Wasim graduated from the arts college in 1999 and soon began to exhibit her works internationally. In 2003, she was included in a groundbreaking show at the Whitney Museum of American Art. That same year, Wasim immigrated to the West, stopping first to complete a residency at the Vermont Studio Center and then traveling on to Illinois to set up house with her new husband, Haroon. The two had met in Lahore four months earlier—on the day of their arranged marriage—and Haroon, then still a graduate student at DePaul, did not quite comprehend the intensity of his new wife’s artistic proclivities. "He thought I’d just gotten a degree in something I liked as a hobby," muses Wasim. "When we began talking by phone, after we got engaged, I started sending him examples of my paintings, and he was certainly shocked."
Even at the college, miniature painting was thought of as a moribund art form, far from anyone’s idea of mainstream. But the laborious practice, essentially unchanged for centuries, appealed to Wasim specifically because of its rich history. In the second bedroom of her Lombard apartment, she still adheres to an almost ritualistic process: On a typical day, Wasim sits on a floor cushion to work for eight hours, a parking-lot view out the window where she mixes her own pigments in small seashell containers. She periodically boils up flour-based glue for the five-layered "wasli" paper she fashions, which takes days to dry and must be burnished repeatedly with a conch shell to achieve smooth perfection. "You have to remove all the air bubbles or an entire painting will be destroyed," points out Wasim, who is nevertheless forced to cut some corners since moving here. For instance, there’s no more stalking of squirrels for their soft tail hairs used in the tiny brushes that the artist still orders from Pakistan. "We didn’t kill the squirrels, but would make them unconscious with apples injected with medicine to make them sleep. Then we’d steal some of their hairs, and they’d awaken!"

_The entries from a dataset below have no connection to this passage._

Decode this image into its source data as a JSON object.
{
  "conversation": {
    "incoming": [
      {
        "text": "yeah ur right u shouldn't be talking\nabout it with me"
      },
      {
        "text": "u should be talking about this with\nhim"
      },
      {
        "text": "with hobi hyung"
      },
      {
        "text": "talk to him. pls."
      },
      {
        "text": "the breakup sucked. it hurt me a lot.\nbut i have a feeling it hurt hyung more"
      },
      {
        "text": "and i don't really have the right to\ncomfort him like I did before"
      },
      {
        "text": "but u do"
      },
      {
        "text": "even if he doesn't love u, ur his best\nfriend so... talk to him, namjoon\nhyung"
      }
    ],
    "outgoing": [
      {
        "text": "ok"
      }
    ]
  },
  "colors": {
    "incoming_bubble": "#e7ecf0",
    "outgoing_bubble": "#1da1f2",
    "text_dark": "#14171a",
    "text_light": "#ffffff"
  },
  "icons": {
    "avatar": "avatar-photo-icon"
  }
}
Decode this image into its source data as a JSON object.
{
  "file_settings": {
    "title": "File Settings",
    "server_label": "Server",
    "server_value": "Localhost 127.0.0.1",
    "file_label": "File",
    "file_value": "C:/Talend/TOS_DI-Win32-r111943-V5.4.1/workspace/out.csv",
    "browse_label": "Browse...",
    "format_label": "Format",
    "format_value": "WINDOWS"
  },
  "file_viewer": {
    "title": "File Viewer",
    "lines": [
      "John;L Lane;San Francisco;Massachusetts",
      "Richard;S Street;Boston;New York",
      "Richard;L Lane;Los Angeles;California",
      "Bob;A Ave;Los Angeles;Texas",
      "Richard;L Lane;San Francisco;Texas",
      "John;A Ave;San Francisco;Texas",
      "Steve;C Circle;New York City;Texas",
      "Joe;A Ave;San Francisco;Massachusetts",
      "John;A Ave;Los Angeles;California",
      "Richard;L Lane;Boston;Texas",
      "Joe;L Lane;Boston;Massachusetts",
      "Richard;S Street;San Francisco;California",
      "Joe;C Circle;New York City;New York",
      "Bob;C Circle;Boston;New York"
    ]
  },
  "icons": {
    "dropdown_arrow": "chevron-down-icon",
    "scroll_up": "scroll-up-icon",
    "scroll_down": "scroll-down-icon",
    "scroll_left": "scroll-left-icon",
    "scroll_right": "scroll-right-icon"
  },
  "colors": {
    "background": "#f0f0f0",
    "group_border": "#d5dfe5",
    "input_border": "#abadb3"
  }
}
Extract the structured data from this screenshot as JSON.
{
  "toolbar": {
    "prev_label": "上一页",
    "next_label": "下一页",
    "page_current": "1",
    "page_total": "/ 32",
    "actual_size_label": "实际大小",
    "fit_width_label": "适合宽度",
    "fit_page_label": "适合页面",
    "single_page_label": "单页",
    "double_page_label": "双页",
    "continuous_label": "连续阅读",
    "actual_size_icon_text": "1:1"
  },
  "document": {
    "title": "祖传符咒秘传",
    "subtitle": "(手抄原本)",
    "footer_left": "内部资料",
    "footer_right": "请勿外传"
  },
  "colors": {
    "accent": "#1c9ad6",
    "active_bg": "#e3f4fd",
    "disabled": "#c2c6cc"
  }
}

Now a permanent resident of the United States, Wasim had hoped to return with her family to Pakistan one day, but as part of the Ahmadiyya Muslim community, it’s unlikely. This 19th-century sect is a brutally persecuted "heretical" minority in some Islamic countries, closely watched by Amnesty International, its members imprisoned or killed, and its mosques burned. "Being Ahmadi has been central to her development as an artist," says Anna Sloan, an Islamic art history scholar at the University of Michigan. "Saira has had relatives who’ve been killed, and it must affect your psyche. Her artistic voice is so distinct and strong, and yet she’s incredibly demure and pious."
For now, Wasim leads an isolated life, focusing on her husband and young daughter and sending every new painting to the Ameringer and Yohe Fine Art gallery in Manhattan, which approached her in 2006. "They were very respectful, so I joined them," says Wasim, who has never tried again for a Chicago outlet. "It’s true I’m not comfortable telling people about myself. I prefer to just keep working, and waiting. Here, I am like any other South Asian housewife, totally unknown." But, perhaps, not for long.
Photograph: Anna Knott